WORK ITEM:
Gather each line in the entries that includes the string "Lišák".

TASK DATA:

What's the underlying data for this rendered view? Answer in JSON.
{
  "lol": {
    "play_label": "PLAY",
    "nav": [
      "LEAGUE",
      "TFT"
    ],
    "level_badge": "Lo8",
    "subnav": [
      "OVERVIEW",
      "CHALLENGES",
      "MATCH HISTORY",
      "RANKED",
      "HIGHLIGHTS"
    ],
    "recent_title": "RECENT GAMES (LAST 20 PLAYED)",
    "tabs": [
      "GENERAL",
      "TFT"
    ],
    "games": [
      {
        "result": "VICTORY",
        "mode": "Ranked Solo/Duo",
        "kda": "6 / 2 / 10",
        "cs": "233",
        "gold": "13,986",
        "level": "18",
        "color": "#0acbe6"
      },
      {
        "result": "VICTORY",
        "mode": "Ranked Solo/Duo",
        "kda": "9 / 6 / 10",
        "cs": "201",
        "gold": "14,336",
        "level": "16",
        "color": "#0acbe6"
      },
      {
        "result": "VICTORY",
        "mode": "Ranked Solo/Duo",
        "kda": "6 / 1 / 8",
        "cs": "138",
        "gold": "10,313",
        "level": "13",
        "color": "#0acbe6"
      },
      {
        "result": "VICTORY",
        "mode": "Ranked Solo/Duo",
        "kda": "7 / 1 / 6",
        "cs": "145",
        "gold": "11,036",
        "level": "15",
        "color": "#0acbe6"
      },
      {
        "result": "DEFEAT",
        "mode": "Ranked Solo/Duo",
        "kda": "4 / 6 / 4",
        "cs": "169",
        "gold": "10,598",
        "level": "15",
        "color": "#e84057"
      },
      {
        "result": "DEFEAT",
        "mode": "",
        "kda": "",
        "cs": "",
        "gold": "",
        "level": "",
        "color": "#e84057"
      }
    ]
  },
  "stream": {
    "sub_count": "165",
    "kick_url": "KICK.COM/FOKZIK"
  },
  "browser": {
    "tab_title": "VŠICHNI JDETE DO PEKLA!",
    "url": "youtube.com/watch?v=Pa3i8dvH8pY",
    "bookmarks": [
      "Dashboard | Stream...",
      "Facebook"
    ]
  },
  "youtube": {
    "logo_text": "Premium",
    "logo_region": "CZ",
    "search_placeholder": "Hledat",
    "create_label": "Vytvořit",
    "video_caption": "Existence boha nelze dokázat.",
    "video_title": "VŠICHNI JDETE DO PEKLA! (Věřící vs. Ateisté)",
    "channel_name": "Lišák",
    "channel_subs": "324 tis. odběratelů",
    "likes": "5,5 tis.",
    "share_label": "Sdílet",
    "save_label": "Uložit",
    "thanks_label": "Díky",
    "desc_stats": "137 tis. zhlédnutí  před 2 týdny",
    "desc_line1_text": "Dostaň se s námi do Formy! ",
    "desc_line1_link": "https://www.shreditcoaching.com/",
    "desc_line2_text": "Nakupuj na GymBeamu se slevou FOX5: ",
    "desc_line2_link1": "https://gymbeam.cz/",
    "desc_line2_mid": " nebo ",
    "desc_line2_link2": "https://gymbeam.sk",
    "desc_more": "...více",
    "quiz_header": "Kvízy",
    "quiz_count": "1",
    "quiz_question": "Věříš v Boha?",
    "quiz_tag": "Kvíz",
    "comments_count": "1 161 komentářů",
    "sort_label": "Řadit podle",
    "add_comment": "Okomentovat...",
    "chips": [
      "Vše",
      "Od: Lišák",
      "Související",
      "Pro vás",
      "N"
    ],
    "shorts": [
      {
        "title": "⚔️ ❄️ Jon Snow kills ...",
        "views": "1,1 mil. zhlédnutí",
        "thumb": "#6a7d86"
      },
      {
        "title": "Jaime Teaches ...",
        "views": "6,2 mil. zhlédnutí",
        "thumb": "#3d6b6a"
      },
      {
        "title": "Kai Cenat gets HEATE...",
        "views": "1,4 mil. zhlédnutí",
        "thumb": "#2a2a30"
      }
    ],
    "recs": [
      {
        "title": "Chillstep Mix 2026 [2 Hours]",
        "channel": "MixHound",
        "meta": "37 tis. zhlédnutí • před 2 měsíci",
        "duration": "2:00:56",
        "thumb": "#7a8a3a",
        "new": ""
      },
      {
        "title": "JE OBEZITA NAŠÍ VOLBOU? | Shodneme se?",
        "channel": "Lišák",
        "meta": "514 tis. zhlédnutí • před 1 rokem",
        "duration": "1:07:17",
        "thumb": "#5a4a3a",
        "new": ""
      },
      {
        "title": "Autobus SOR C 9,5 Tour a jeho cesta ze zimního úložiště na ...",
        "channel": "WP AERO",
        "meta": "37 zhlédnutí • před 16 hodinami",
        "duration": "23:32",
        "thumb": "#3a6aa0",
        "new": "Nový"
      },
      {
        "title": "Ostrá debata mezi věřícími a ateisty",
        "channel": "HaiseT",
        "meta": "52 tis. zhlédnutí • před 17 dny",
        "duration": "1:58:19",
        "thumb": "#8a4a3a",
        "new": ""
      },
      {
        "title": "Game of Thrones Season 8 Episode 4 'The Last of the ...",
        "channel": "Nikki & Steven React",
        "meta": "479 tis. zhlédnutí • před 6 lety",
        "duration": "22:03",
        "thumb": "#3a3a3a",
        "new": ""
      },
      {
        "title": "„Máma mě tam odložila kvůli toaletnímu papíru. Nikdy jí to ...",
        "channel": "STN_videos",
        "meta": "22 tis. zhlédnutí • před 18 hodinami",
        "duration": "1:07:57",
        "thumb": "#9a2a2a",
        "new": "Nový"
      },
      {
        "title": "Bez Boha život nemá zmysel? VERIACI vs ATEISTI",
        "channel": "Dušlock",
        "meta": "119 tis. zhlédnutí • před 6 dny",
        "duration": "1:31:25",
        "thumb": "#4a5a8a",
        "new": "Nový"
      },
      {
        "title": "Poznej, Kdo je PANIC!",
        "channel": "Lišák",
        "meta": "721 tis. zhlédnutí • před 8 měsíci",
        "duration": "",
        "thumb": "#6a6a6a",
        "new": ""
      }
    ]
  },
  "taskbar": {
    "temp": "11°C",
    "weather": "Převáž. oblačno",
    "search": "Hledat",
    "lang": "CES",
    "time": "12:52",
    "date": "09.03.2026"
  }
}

SOLUTION FOR THIS EXERCISE:
    "channel_name": "Lišák",
      "Od: Lišák",
        "channel": "Lišák",
        "channel": "Lišák",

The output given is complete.